[Excerpted data Boundary: Start]

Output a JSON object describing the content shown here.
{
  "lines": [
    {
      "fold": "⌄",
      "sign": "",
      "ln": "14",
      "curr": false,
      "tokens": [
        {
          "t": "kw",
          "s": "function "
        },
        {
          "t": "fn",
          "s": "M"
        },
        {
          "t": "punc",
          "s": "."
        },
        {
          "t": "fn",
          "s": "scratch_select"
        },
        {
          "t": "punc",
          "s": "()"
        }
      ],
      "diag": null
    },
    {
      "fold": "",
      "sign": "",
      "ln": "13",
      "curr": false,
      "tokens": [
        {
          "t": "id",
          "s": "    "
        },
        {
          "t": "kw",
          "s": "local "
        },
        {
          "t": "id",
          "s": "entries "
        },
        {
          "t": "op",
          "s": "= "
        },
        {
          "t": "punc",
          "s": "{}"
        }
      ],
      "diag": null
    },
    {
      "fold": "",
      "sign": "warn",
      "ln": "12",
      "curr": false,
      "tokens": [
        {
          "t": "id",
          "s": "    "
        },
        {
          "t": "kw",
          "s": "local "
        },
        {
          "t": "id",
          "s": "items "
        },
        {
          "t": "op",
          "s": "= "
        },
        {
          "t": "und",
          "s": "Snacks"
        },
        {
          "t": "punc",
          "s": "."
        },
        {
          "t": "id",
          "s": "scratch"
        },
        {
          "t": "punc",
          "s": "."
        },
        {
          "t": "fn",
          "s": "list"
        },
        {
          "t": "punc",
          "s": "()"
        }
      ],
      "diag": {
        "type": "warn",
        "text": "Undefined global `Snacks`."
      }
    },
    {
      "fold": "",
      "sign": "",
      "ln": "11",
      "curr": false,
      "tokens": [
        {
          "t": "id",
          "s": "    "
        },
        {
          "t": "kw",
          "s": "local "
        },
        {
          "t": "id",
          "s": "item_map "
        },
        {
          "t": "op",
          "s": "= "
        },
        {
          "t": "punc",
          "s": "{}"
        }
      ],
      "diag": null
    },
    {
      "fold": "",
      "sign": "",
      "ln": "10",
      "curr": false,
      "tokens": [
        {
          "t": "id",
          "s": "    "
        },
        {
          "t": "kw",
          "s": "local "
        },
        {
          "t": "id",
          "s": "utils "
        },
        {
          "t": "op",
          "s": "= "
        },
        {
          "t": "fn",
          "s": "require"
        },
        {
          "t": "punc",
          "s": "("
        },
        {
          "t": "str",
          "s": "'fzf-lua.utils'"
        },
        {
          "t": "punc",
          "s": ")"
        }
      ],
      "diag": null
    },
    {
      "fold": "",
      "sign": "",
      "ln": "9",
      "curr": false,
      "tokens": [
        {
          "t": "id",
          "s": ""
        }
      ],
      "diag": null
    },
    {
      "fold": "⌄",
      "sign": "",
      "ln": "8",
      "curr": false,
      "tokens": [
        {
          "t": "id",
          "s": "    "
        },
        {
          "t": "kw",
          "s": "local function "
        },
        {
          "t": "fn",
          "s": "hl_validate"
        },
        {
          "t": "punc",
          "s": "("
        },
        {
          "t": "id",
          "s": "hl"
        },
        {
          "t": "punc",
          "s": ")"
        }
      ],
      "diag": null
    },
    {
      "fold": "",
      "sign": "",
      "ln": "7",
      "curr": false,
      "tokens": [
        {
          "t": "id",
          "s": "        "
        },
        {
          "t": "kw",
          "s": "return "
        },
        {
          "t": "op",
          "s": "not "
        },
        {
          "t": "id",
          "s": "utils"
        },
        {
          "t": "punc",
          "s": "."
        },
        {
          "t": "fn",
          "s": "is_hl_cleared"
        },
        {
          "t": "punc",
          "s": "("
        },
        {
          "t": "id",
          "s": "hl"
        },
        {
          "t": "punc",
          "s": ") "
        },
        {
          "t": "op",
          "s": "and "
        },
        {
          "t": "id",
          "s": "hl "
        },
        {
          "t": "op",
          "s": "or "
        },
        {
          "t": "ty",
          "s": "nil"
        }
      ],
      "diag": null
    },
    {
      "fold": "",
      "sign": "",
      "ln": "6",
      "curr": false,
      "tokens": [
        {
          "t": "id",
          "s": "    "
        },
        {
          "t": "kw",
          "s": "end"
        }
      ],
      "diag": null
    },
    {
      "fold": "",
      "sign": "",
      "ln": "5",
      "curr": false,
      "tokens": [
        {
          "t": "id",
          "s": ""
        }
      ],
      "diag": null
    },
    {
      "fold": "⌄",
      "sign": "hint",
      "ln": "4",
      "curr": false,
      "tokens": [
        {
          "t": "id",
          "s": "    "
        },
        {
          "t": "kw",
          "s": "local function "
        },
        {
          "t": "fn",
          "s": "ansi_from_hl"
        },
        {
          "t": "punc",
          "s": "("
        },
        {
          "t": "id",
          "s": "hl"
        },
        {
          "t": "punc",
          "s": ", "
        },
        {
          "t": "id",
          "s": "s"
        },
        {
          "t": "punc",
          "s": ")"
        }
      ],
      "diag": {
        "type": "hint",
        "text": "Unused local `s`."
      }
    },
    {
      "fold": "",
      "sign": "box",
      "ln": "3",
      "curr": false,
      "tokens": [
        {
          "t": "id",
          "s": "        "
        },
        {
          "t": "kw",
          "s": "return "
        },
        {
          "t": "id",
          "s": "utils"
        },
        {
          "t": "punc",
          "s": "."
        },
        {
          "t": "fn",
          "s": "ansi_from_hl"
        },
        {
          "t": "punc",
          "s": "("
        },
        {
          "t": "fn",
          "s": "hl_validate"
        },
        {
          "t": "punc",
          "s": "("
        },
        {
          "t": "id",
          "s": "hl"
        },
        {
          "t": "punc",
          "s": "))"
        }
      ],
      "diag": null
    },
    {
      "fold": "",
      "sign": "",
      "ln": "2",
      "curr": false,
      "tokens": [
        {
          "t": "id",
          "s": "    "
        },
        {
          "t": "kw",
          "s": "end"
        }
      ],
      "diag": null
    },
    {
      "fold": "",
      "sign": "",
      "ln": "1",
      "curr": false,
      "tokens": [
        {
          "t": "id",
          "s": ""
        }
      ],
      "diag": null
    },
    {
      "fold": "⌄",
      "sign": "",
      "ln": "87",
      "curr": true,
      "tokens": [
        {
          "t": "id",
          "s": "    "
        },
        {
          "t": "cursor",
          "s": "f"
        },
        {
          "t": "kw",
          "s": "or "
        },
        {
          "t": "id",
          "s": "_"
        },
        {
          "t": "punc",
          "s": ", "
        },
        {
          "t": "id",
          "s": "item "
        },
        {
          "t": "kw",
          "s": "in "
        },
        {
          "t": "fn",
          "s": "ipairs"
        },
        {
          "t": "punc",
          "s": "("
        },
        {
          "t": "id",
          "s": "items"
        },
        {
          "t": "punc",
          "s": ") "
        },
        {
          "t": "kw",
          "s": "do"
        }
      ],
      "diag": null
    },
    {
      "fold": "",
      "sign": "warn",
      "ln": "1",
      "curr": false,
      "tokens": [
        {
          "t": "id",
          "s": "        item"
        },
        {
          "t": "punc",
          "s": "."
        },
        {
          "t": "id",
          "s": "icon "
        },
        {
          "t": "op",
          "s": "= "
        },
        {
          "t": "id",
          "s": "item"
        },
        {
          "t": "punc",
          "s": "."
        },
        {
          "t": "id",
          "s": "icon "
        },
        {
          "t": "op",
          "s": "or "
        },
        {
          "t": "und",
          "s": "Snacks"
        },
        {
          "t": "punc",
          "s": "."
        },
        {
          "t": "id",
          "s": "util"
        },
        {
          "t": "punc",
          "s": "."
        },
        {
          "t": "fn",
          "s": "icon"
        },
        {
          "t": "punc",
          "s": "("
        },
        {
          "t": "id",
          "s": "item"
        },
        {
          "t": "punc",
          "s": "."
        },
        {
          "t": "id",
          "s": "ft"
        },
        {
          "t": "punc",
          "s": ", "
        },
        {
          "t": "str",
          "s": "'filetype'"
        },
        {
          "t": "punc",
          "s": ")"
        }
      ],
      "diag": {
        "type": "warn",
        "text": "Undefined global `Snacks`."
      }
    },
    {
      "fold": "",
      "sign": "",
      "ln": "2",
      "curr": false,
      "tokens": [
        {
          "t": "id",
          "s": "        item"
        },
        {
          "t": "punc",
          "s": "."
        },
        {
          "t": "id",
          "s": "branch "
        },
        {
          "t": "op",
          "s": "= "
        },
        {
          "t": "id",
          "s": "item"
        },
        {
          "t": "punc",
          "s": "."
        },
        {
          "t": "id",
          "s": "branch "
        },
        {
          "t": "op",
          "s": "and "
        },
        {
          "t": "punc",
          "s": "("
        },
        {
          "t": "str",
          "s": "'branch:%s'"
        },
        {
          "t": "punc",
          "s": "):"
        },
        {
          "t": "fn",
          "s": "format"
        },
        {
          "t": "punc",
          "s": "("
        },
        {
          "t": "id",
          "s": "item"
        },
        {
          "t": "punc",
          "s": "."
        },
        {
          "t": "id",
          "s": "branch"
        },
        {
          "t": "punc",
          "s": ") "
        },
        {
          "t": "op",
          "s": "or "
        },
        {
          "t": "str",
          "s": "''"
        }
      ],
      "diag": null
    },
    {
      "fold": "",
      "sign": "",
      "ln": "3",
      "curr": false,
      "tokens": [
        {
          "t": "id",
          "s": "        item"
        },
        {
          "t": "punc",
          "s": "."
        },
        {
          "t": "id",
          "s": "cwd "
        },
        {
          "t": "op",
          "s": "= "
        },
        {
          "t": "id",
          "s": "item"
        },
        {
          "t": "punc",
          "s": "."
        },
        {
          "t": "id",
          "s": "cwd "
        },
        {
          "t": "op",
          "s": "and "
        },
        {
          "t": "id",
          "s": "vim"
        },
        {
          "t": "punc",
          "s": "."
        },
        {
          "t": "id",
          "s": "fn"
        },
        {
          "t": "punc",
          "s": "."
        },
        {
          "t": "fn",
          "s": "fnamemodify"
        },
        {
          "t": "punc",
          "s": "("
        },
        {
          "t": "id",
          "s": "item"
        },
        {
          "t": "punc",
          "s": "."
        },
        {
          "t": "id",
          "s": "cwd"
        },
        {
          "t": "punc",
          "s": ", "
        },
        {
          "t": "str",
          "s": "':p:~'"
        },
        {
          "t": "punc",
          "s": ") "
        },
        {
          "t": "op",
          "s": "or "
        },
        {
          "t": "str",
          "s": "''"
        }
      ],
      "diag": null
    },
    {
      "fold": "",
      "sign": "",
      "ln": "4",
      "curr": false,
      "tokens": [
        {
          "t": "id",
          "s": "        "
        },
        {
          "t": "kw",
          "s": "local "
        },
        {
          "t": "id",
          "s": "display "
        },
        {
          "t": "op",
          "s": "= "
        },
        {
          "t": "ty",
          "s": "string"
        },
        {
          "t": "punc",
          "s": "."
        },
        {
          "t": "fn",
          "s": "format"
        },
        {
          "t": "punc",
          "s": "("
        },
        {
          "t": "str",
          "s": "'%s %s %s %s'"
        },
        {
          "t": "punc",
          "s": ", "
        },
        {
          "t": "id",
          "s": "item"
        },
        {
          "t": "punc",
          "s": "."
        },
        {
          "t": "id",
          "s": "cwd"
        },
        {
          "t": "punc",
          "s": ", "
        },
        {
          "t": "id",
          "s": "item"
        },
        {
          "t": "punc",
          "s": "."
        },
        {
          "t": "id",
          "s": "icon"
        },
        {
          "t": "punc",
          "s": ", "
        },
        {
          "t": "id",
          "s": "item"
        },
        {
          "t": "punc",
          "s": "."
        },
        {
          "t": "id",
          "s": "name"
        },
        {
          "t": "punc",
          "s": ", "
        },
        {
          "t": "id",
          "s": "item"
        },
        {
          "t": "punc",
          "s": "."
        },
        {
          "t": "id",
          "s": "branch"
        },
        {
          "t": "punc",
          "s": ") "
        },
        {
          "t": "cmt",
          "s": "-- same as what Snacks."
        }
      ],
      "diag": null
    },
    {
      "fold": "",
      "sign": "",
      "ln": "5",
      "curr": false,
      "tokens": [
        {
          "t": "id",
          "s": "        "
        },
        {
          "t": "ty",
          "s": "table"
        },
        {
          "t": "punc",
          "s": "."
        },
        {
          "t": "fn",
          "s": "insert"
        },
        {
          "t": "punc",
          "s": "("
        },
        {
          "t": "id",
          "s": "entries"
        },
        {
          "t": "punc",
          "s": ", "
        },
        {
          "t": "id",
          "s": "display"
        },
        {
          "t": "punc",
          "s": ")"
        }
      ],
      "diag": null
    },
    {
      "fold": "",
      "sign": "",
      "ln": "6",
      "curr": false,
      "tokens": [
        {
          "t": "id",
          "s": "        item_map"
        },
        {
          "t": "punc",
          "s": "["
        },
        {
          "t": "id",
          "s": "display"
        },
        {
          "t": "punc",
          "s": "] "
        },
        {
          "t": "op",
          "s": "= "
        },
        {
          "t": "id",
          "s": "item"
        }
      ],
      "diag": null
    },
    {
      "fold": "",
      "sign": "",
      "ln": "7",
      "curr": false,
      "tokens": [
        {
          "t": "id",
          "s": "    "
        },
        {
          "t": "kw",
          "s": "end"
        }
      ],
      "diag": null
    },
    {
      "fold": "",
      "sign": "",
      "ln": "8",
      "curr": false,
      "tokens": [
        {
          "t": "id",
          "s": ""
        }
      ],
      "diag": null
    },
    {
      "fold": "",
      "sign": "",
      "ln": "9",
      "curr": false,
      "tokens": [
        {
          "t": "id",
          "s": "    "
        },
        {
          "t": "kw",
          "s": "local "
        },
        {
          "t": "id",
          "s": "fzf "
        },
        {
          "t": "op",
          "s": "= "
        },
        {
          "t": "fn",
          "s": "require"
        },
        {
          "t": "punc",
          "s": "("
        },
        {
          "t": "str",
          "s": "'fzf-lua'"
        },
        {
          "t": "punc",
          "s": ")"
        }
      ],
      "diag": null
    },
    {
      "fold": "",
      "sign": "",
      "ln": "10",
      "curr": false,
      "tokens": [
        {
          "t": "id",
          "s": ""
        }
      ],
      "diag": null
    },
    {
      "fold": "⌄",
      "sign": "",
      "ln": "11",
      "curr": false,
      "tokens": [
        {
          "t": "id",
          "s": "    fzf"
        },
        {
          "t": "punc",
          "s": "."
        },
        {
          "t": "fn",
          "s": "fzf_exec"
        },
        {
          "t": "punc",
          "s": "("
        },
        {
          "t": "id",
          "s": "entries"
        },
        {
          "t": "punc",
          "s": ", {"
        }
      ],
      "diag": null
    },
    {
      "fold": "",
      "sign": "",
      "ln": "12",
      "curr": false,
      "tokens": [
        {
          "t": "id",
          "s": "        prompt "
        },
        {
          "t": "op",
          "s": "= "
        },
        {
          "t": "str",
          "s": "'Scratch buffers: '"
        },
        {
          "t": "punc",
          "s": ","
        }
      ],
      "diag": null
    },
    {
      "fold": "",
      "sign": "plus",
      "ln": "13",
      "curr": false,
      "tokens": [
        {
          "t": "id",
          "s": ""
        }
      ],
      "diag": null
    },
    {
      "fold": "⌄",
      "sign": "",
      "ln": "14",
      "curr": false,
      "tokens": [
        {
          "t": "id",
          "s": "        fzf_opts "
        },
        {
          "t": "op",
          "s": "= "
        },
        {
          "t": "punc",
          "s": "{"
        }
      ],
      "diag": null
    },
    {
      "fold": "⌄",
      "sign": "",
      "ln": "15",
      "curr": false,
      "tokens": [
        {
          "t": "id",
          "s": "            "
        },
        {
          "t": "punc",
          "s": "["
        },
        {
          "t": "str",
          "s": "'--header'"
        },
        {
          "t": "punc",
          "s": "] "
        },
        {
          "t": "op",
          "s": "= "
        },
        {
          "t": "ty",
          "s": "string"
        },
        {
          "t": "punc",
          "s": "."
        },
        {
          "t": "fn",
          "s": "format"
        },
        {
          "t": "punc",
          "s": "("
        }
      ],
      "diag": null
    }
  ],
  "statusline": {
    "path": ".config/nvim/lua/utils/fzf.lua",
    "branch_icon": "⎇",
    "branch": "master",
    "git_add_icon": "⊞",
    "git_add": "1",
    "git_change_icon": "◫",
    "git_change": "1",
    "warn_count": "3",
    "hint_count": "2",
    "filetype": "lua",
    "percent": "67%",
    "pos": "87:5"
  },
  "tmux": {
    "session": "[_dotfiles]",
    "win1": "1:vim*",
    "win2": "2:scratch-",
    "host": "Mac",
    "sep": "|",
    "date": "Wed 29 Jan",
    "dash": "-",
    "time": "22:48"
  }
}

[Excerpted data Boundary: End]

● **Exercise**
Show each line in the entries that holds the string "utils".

● **Response to the task**
          "s": "utils "
          "s": "'fzf-lua.utils'"
          "s": "utils"
          "s": "utils"
    "path": ".config/nvim/lua/utils/fzf.lua",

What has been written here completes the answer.